DATA SUPPLIED —
*** Block opens ***
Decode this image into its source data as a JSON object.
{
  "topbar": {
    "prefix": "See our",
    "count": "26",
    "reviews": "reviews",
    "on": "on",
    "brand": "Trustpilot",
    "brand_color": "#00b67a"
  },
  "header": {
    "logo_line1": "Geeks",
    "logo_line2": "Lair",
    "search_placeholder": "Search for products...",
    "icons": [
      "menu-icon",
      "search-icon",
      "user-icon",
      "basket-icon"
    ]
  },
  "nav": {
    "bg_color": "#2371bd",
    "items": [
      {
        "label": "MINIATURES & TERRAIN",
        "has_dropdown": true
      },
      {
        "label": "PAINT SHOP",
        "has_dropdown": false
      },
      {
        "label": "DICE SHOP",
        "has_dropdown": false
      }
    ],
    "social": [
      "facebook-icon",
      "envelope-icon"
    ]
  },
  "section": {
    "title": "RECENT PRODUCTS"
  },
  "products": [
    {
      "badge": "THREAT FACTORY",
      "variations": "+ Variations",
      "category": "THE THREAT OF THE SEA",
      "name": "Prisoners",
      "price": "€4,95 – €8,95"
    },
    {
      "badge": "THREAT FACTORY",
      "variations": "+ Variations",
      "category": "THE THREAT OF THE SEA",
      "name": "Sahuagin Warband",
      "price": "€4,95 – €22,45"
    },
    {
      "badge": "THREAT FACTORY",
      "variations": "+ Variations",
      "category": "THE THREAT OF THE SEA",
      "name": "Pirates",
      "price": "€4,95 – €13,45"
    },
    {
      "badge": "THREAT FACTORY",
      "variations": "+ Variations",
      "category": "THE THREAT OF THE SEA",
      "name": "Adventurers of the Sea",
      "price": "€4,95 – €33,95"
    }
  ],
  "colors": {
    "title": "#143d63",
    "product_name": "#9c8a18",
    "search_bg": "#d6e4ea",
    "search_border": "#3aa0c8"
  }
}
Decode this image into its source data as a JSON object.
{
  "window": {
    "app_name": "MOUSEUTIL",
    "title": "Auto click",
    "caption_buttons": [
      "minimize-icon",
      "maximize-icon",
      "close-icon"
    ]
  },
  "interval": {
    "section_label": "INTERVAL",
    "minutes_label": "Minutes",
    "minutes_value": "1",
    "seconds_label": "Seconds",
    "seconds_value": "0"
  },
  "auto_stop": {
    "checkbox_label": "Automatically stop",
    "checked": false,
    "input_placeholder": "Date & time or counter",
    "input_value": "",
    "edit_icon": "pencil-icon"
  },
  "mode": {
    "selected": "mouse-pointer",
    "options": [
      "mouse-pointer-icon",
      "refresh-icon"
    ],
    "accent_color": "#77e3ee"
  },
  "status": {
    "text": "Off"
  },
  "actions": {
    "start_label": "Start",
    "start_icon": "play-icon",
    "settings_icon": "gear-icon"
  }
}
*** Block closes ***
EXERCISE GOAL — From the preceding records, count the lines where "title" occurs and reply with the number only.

TASK SOLUTION — 3